Work request - For the entries that follow, state how many lines include the word "Classic", giving the number and nothing else.

(Dataset items)
##########

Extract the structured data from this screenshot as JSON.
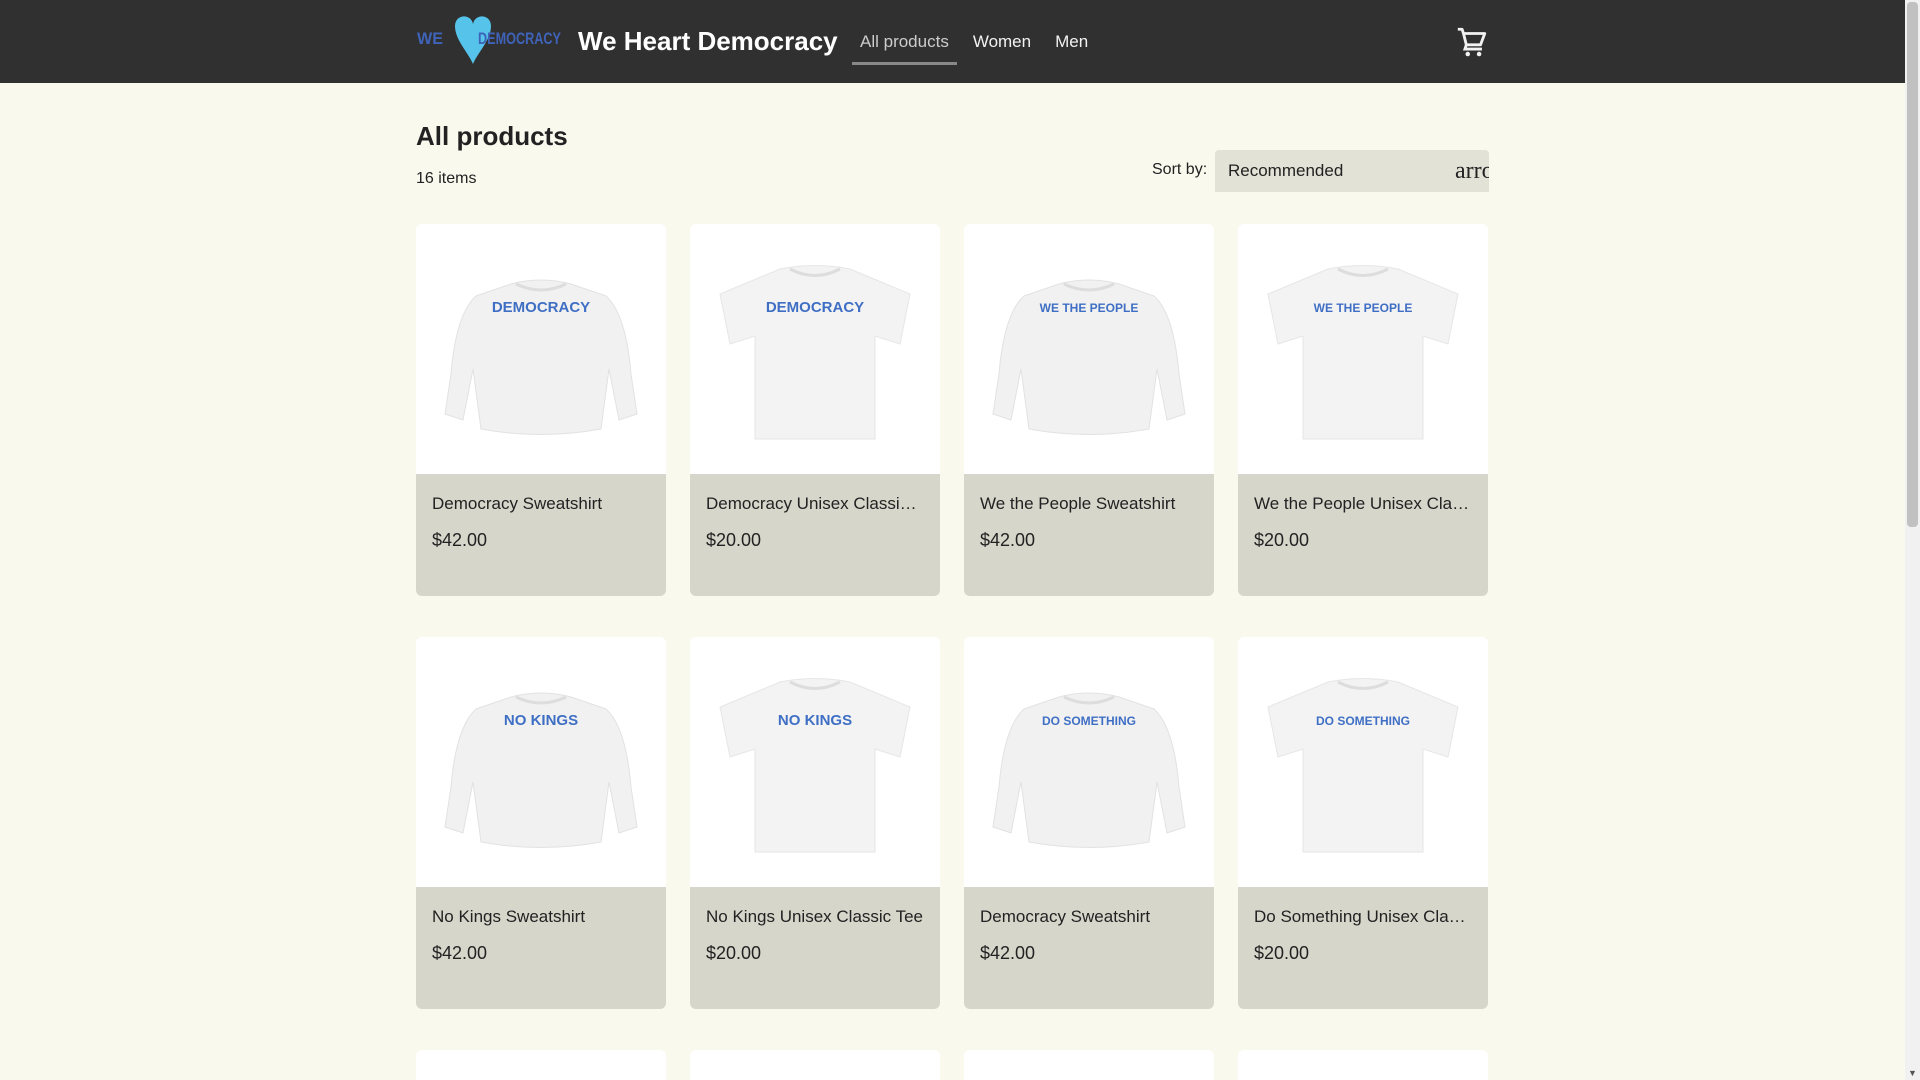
{
  "header": {
    "brand": "We Heart Democracy",
    "logo_text_left": "WE",
    "logo_text_right": "DEMOCRACY",
    "nav": [
      {
        "label": "All products",
        "active": true
      },
      {
        "label": "Women"
      },
      {
        "label": "Men"
      }
    ],
    "cart_icon": "shopping-cart-icon"
  },
  "main": {
    "title": "All products",
    "count": "16 items",
    "sort_label": "Sort by:",
    "sort_value": "Recommended",
    "sort_icon_text": "arrow_drop_down",
    "products": [
      {
        "name": "Democracy Sweatshirt",
        "price": "$42.00",
        "type": "sweatshirt",
        "print": "DEMOCRACY"
      },
      {
        "name": "Democracy Unisex Classic Tee",
        "price": "$20.00",
        "type": "tee",
        "print": "DEMOCRACY"
      },
      {
        "name": "We the People Sweatshirt",
        "price": "$42.00",
        "type": "sweatshirt",
        "print": "WE THE PEOPLE"
      },
      {
        "name": "We the People Unisex Classic Tee",
        "price": "$20.00",
        "type": "tee",
        "print": "WE THE PEOPLE"
      },
      {
        "name": "No Kings Sweatshirt",
        "price": "$42.00",
        "type": "sweatshirt",
        "print": "NO KINGS"
      },
      {
        "name": "No Kings Unisex Classic Tee",
        "price": "$20.00",
        "type": "tee",
        "print": "NO KINGS"
      },
      {
        "name": "Democracy Sweatshirt",
        "price": "$42.00",
        "type": "sweatshirt",
        "print": "DO SOMETHING"
      },
      {
        "name": "Do Something Unisex Classic Tee",
        "price": "$20.00",
        "type": "tee",
        "print": "DO SOMETHING"
      }
    ]
  },
  "colors": {
    "header": "#303030",
    "background": "#f9f9ee",
    "card_info": "#d6d6cb",
    "print": "#3f6fc4",
    "logo_heart": "#55c3ea"
  }
}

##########

Answer space - 4